“Just wait, is what he would tell you.” Wait for a bison to separate himself from the herd then track him with your lens. If he finds a good dirt pit, he’ll roll in it to remove parasites from his fur, kicking up a dust storm.
Tom Murphy of Livingston, Montana, who was our nature and photo guide for the day, spends 100 days a year in Yellowstone and knows every inch of the park. He has published a lot of coffee table books which prove that his knowledge of the behaviors and migration habits of America’s largest land mammal pays off.
While we’re fumbling with the camera and its firm count of shutter speeds and f/stops, we have a chance at the shot. My 300-millimeter lens is trained on a 2,000-pound beast, a bull with gleaming horns and a dark, shaggy neck rising up out of the dust against back country Yellowstone wild lands.

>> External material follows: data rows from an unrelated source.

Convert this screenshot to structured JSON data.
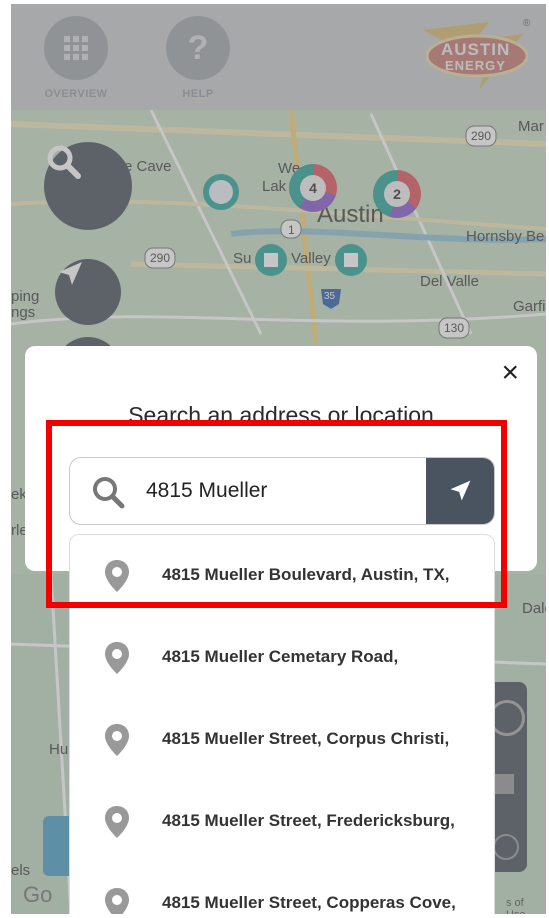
{
  "header": {
    "overview_label": "OVERVIEW",
    "help_label": "HELP",
    "logo_line1": "AUSTIN",
    "logo_line2": "ENERGY",
    "logo_reg": "®"
  },
  "map": {
    "labels": {
      "cave": "e Cave",
      "lake": "Lak",
      "we": "We",
      "austin": "Austin",
      "hornsby": "Hornsby Be",
      "sunset_valley": "Valley",
      "su": "Su",
      "del_valle": "Del Valle",
      "garfield": "Garfi",
      "ping": "ping",
      "ngs": "ngs",
      "hu": "Hu",
      "dale": "Dale",
      "ek": "ek",
      "rle": "rle",
      "els": "els",
      "mar": "Mar"
    },
    "shields": [
      "290",
      "290",
      "1",
      "35",
      "130"
    ],
    "clusters": [
      {
        "count": "4"
      },
      {
        "count": "2"
      }
    ],
    "attribution": "s of Use",
    "google_partial": "Go"
  },
  "modal": {
    "title": "Search an address or location",
    "close_label": "×"
  },
  "search": {
    "value": "4815 Mueller",
    "placeholder": ""
  },
  "results": [
    {
      "label": "4815 Mueller Boulevard, Austin, TX,"
    },
    {
      "label": "4815 Mueller Cemetary Road,"
    },
    {
      "label": "4815 Mueller Street, Corpus Christi,"
    },
    {
      "label": "4815 Mueller Street, Fredericksburg,"
    },
    {
      "label": "4815 Mueller Street, Copperas Cove,"
    }
  ],
  "colors": {
    "button_dark": "#4a5360",
    "highlight": "#f20000",
    "cluster_red": "#e0555e",
    "cluster_purple": "#8a5bd3",
    "cluster_teal": "#2aa69a"
  }
}
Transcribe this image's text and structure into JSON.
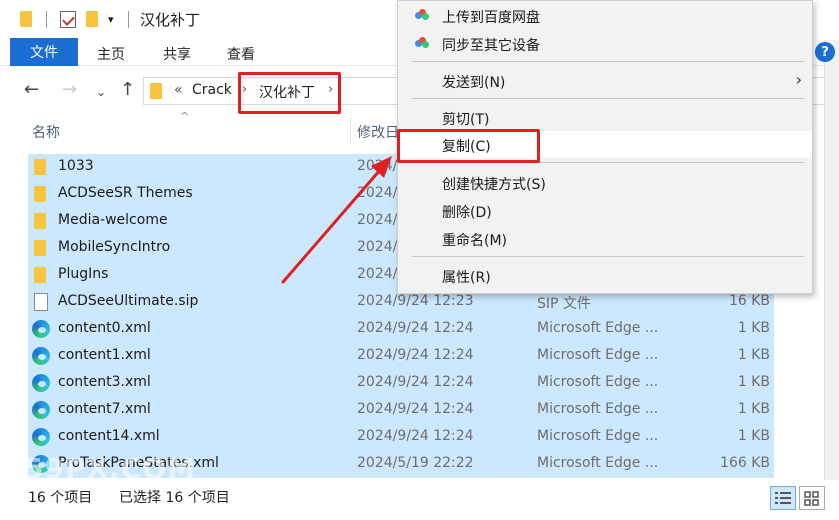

When you travel the in-roads and learn how to set your camera for the glint to bounce off one of the bison’s enormous eyes, you are going to get pretty hungry. By lunchtime, any food will do.
We sat like bumps on a log, the quintessentially scenic mountain views more than compensating for the plain old sandwiches we had purchased from a grocery store the night before. Everywhere around us in the grove there was silence. It was a moment only a really large cookie could break.
Tom’s wife Bonnie packed his day bag with Monster cookies, a fanciful title for a pretty basic recipe mixing oatmeal, peanut butter, and chocolate chips, but these were big and thick and chewy and impressive, and were a hungry cowboy to stop by and water his horse at the creek, it would not be a bad thing to offer.
They were a sweet indulgence that stoked my fantasies of being a wildlife photographer, and made me hunger for more, to devour a bigger world.
Somehow they made the resulting shots using a shallow depth of field to melt the distant lodgepole pines and fields into a giant fuzzy canvas all the more beautiful.
Made me think about returning in winter to photograph the wolves. I hear that Bonnie serves crisp hot wontons filled with elk meat along with a rich chowder studded with potato chunks and sweet red salmon that Tom catches in Alaska.